Work required — Pull every line containing "text" from the data.

Data extracted from a collection —
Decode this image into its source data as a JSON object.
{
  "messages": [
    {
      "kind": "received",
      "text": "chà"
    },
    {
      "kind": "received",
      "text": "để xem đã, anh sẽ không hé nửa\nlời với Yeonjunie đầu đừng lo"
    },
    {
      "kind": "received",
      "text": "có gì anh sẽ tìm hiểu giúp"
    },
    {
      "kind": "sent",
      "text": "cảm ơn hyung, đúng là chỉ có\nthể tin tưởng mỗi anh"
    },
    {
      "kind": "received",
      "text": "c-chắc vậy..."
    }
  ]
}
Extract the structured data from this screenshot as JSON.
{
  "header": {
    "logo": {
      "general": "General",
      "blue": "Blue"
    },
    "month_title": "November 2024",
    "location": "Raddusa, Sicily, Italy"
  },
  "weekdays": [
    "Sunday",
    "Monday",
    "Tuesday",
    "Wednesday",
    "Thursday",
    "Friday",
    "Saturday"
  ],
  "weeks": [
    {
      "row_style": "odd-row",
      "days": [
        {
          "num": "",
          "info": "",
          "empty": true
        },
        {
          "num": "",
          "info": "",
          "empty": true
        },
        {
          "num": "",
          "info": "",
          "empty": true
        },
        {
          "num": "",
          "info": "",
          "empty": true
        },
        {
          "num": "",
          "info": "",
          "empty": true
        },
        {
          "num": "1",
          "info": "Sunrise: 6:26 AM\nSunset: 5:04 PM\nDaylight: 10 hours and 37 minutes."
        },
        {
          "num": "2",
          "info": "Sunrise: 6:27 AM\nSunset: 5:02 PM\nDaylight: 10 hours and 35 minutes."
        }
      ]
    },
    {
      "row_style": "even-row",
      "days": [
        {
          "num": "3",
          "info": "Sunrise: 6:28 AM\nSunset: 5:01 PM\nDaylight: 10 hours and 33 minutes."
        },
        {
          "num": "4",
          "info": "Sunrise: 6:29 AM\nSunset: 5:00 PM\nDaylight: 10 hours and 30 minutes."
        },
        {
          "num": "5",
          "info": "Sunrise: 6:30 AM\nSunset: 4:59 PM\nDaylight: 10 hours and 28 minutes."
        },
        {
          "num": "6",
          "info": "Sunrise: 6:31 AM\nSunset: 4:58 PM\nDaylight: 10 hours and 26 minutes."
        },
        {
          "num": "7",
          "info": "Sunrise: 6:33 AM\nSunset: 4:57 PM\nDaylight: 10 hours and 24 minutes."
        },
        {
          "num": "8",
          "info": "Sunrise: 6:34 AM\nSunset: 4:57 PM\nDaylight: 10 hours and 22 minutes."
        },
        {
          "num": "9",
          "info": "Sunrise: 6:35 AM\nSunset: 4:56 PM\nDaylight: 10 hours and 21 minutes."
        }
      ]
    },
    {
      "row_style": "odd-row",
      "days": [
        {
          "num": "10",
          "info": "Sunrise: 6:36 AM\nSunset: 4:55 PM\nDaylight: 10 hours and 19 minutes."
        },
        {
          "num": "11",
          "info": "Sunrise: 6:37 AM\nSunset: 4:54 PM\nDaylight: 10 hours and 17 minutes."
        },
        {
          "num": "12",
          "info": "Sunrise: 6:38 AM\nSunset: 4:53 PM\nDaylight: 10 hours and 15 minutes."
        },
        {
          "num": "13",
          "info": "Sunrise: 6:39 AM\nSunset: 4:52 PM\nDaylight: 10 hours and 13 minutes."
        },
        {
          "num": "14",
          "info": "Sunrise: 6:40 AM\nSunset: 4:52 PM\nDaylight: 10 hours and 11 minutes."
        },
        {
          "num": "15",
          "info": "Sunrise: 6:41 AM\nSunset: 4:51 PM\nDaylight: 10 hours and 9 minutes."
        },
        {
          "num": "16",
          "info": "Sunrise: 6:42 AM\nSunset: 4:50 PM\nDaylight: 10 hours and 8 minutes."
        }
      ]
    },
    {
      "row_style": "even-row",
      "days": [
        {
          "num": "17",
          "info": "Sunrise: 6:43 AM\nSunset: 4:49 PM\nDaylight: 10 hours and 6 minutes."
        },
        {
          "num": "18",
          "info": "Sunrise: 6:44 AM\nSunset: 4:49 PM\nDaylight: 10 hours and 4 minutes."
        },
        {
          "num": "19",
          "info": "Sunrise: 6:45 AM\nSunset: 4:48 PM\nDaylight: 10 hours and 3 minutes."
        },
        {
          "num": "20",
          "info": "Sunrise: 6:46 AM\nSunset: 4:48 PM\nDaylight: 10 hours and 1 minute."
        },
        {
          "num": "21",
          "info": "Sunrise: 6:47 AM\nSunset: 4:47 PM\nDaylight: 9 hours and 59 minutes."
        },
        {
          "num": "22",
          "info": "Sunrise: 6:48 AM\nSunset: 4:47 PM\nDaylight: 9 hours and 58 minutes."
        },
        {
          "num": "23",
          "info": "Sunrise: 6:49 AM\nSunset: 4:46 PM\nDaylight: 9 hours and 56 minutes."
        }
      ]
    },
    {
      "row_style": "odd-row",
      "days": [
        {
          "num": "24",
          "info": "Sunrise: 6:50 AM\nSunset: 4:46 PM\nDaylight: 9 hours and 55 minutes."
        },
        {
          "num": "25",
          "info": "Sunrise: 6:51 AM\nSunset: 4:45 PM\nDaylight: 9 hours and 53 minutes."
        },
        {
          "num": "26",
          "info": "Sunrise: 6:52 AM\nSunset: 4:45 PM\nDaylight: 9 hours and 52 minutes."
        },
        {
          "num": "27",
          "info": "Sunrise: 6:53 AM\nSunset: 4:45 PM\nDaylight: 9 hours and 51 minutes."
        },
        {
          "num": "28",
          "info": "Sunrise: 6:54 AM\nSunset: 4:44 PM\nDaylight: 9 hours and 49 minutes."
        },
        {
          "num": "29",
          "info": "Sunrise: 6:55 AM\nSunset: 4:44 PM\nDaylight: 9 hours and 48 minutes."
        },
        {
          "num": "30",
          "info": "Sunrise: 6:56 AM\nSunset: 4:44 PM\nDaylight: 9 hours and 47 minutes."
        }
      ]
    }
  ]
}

Problem solution —
      "text": "chà"
      "text": "để xem đã, anh sẽ không hé nửa\nlời với Yeonjunie đầu đừng lo"
      "text": "có gì anh sẽ tìm hiểu giúp"
      "text": "cảm ơn hyung, đúng là chỉ có\nthể tin tưởng mỗi anh"
      "text": "c-chắc vậy..."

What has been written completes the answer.